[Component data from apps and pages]
__________________________________________________

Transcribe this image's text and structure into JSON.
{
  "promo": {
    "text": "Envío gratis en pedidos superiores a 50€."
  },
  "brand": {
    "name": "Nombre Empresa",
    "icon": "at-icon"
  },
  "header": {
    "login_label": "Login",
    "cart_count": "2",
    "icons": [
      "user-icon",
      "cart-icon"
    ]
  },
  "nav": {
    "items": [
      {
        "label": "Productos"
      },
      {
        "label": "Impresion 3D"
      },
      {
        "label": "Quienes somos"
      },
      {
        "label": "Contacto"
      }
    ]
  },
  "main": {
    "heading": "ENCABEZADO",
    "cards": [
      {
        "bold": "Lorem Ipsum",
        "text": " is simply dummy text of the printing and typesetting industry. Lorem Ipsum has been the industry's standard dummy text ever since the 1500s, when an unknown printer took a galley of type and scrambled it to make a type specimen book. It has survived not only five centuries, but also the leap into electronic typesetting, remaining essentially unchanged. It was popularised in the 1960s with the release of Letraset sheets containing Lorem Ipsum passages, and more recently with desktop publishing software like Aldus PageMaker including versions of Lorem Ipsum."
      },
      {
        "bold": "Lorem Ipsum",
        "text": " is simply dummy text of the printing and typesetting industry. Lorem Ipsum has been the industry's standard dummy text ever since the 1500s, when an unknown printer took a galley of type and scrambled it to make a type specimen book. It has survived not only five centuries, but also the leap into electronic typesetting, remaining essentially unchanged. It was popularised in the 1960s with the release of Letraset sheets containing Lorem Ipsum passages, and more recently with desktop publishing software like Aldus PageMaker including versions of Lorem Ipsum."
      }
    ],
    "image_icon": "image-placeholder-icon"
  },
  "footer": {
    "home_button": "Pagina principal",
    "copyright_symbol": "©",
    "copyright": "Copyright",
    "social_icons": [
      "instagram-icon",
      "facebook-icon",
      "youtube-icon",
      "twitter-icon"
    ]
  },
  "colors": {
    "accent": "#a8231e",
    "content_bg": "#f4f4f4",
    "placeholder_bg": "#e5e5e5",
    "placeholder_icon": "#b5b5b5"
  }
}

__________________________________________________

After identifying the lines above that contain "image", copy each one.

▸ Completed task:
Transcribe this image's text and structure into JSON.
    "image_icon": "image-placeholder-icon"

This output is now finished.